Not to be outdone by the Wildrose attacks against Ms. Redford, the NDP joined the fray. On Monday morning, NDP leader Brian Mason attacked Ms. Redford for delaying the fall sitting of the legislature, which was scheduled to begin on October 25, and the appointment of Alberta Health Services chairman Ken Hughes to her transition team. While both criticisms were valid, they were never meant to be “constructive” as Mr. Mason claimed on his blog the next day.

Unlike the opposition parties, who rely heavily on the daily Question Period to get their media hits during the legislative session, I believe that it was perfectly reasonable for Ms. Redford to want more than 15 days to prepare a legitimate legislative agenda. Regardless of what I may believe, Ms. Redford took the opposition advice, and to Mr. Mason’s surprise, announced that there will be a fall sitting.

Meanwhile, Ontario conservative blogger Stephen Taylor spun the Wildrose talking points this week claiming that Ms. Redford is the product of a labour union conspiracy, because of the support she received from front-line education and health care workers during the campaign. Maybe the view from Ottawa is blurred, but Mr. Taylor’s argument is silly when you take into account that most of these front-line workers probably regularly vote for the PC Party anyway.

Edmonton Journal columnist Graham Thomson pointed out early this week that Ms. Redford’s ‘honeymoon,’ a period that is traditionally given to new political leaders to allow them to settle into their new job, has been cut short by the opposition attacks. I predict these early aggressive tactics will only backfire on the opposition.

Every Albertan knows what is is like to start a new job and how bad it feels to get criticized before you even have a chance to started. No one likes the jerk who criticizes them before they have a chance to get familiar with the job. Hardline supporters of the opposition parties will rise to support their leaders attacks, but as the Wildrosers ads say, Albertans support integrity and democracy, but they also support fairness and don’t like jerks.

alberta ndp and wildrose preparing for next provincial election.

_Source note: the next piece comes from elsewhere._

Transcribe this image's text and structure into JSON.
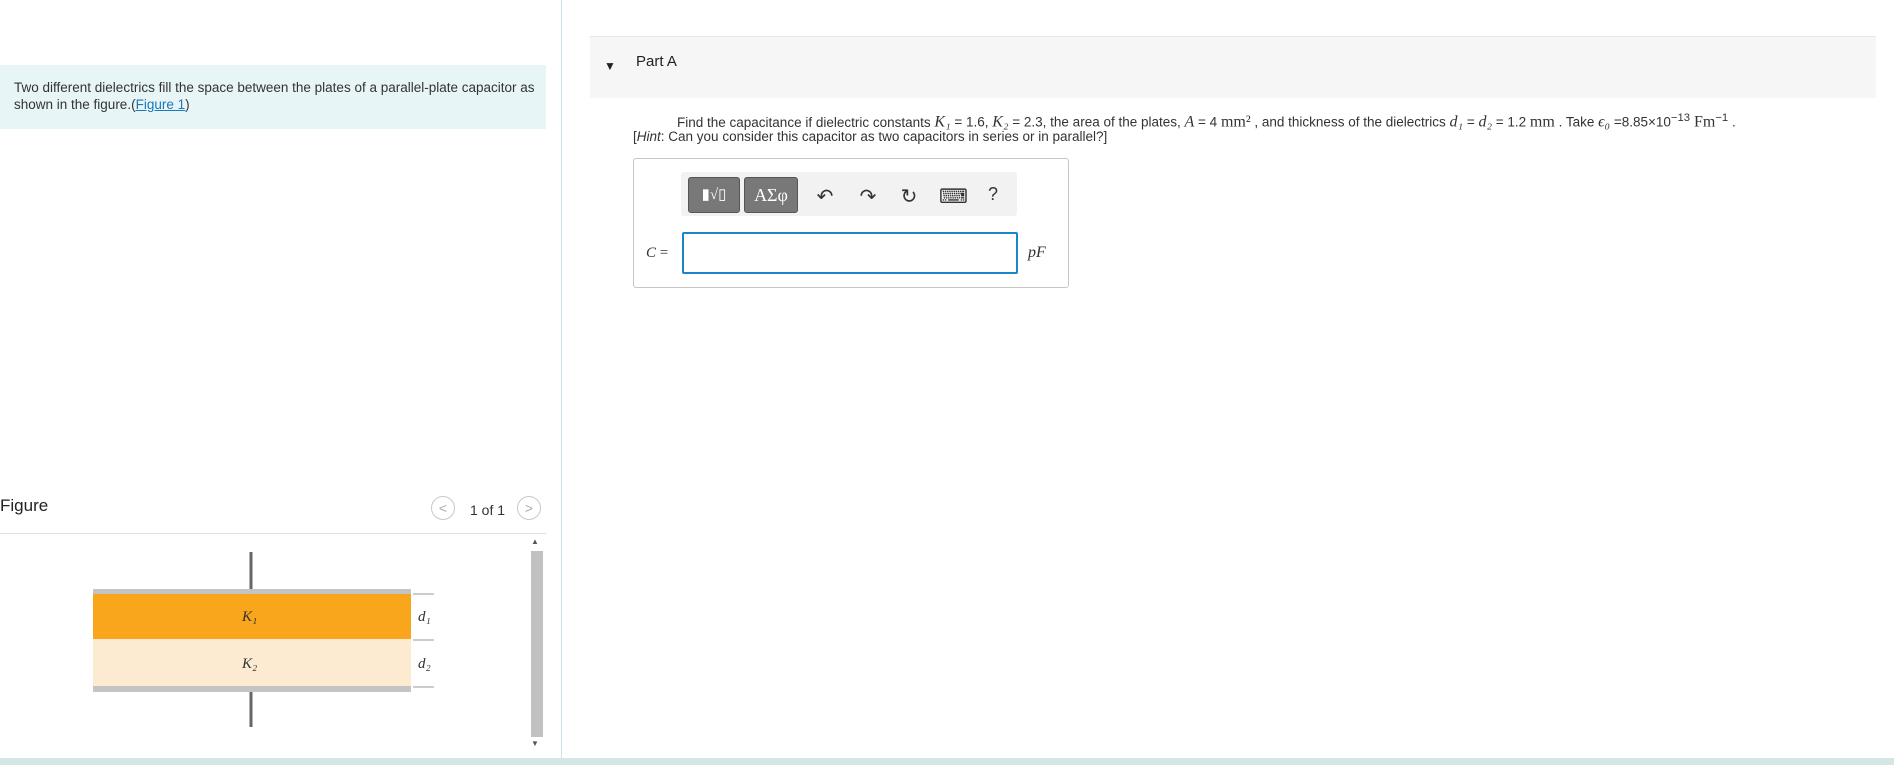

Hoping to capitalize on the recent gains made by their federal counterparts in the May 2011 election, word on the street is that the Alberta New Democrats have brought in a seasoned election organizer to be the key architect of their next provincial election campaign.

Jo-Anne McNevin is a a seasoned NDP organizer who has managed campaigns in British Columbia, Manitoba, and Ontario. She was the director of organization for the federal NDP in the late 1980s and she organized campaigns for Ed Broadbent, Bob Rae, and Frances Lankin.

Globe & Mail columnist Jeffrey Simpson wrote of Ms. McNevin on February 11, 1997:

“When the NDP wants a federal or provincial seat badly enough, it sends in Jo-Anne McNevin to organize the campaign. Ms. McNevin — tough, smart and seasoned — ran campaigns for such NDP luminaries as Ed Broadbent and Bob Rae, and she’ll upstake from her British Columbia home to organize Ms. [Alexa] McDonough’s effort in Halifax”

The NDP is expected to focus their resources on five constituencies, including the two already held by Edmonton-Strathcona MLA Rachel Notley and Edmonton-Highlands-Norwood MLA Brian Mason, as well as Edmonton-Beverly-Clareview, Edmonton-Calder, and Edmonton-Manning.

Meanwhile, on the other side of the political spectrum, the Wildrose have hired University of Alberta Law student Steven Dollansky as the new Special Assistant to leader Danielle Smith responsible for election readiness. Mr. Dollansky is the President of the Edmonton-Centre Conservative Association and was my successor as Vice-President External of the U of A Students’ Union years ago. Also of interest, Lac La Biche-St. Paul Wildrose candidate Shayne Saskiw recently replaced long-time Conservative organizer Vitor Marciano as that party’s executive director.